◆ **PROBLEM DETAILS**
The answer must be a single number: the count of lines in the data below that hold the word "views".

Element data from apps and pages
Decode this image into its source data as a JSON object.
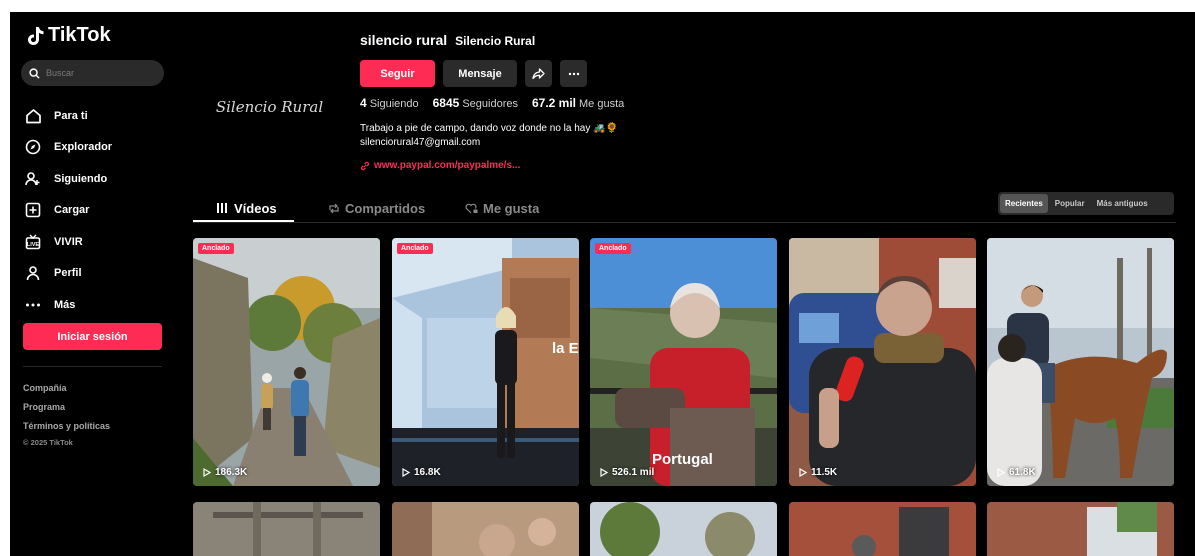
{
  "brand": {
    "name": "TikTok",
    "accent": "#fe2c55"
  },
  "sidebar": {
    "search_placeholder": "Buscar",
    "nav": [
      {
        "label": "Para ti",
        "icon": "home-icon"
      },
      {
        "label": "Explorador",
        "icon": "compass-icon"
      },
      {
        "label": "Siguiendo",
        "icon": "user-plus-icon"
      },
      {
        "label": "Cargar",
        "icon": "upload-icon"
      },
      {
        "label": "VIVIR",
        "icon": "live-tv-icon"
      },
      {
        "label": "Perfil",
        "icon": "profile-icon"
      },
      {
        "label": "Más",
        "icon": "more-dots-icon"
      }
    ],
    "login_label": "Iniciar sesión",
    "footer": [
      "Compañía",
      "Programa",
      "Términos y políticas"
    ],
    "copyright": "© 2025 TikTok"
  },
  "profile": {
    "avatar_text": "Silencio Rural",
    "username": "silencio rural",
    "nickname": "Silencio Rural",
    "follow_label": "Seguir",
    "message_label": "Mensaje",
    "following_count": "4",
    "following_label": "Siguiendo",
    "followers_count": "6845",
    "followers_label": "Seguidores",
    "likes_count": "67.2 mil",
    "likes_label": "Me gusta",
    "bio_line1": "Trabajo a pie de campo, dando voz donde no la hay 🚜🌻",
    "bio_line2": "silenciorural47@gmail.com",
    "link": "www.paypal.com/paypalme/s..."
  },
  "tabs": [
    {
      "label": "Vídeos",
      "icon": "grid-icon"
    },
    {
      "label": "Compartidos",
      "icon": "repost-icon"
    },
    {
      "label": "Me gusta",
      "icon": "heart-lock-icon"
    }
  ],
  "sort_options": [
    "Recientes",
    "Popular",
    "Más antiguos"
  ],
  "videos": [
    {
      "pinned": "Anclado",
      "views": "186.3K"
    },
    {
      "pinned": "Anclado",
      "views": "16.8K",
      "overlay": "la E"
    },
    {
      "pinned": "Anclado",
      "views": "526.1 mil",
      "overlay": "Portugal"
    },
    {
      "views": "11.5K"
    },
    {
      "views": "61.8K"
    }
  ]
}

◆ **ANSWER SECTION**
5